Getting the MTA Back on Track

Danny Valdes Jun 4, 2009


MTA board members and observers alike say getting the MTA’s finances in order is a necessary part of the solution. At a recent finance committee meeting, nonvoting board members Norman Brown, legislative director of the New York State Council of Machinists, and Ed Watt of the Transport Workers Union moved that the board reconsider its position on Federal Transit Operating Aid.

As of now, all federal aid to the MTA must be applied to the capital budget. This is unacceptable to Brown. “It prejudices the system against operating funds,” he says. “If you’re in an ass-kicking contest, you want two legs. Refusing that money debilitates the system and the MTA politically. By limiting the solutions available, the MTA is really forcing future riders and stakeholders to pick up the cost of past capital debts.”

Brown argues there are several ways to incorporate federal dollars into the operating budget. “You could create a situation where the feds would match local operation money dollar for dollar. Or you could do something where the fed pays for operating money that already goes to capital projects, or operating dollars that are used to pay debt service. The options are out there.”

A study by the Drum Major Institute for Public Policy on the MTA budget crisis disclosed that in 2009 the MTA received just 8 percent of its revenue from state and city subsidies.

Wiley Norvell of Transportation Alternatives adds, “We need more recession-proof revenue for the MTA.” His organization supports using congestion pricing on vehicle traffic and implementing East River bridge tolls as a source of revenue for the MTA.

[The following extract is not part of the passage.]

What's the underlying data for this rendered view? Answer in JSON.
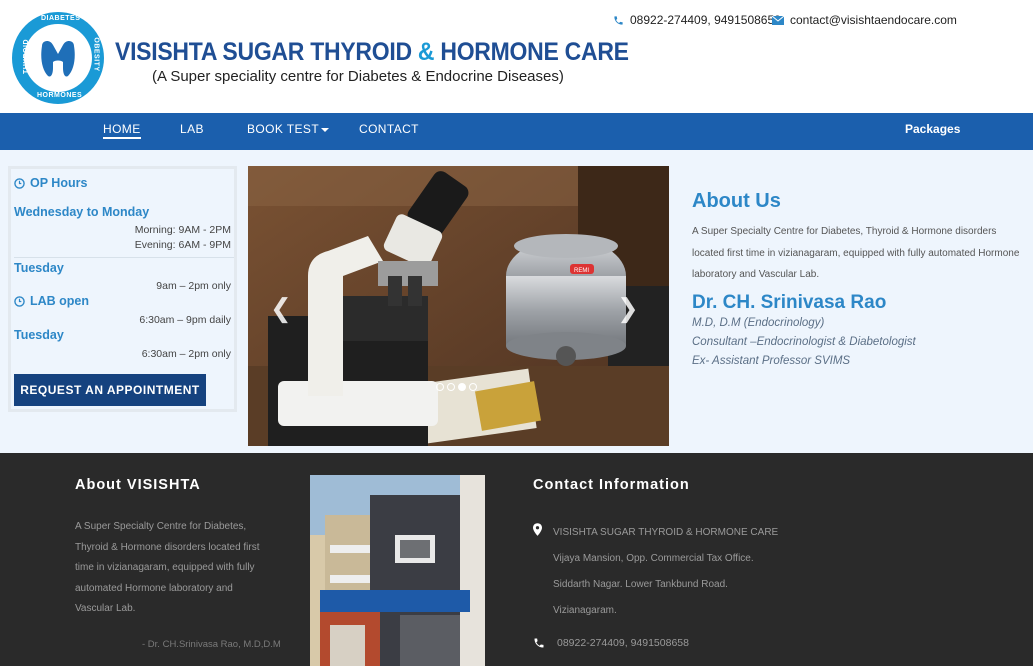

These options, says Norvell, “are the great untapped revenue stream for the MTA. We’re talking hundreds of millions that could expand service and provide funding for the capital program.”

Paul White, executive director of Transportation Alternatives, argues the MTA can no longer continue pushing its debt on the backs of riders. “Transit riders in New York already pay a greater share of the ride than any other transit system in the nation,” he said.

According to a Straphangers Campaign report, “About half the cost of running the Metropolitan Transportation Authority is covered by fares. That currently is about $4.2 billion, or some 52 percent of operating costs,” versus a national average of 32 percent.


Click here to read “Why the MTA is Broken” by Danny Valdes and Arun Gupta in this issue of The Indypendent.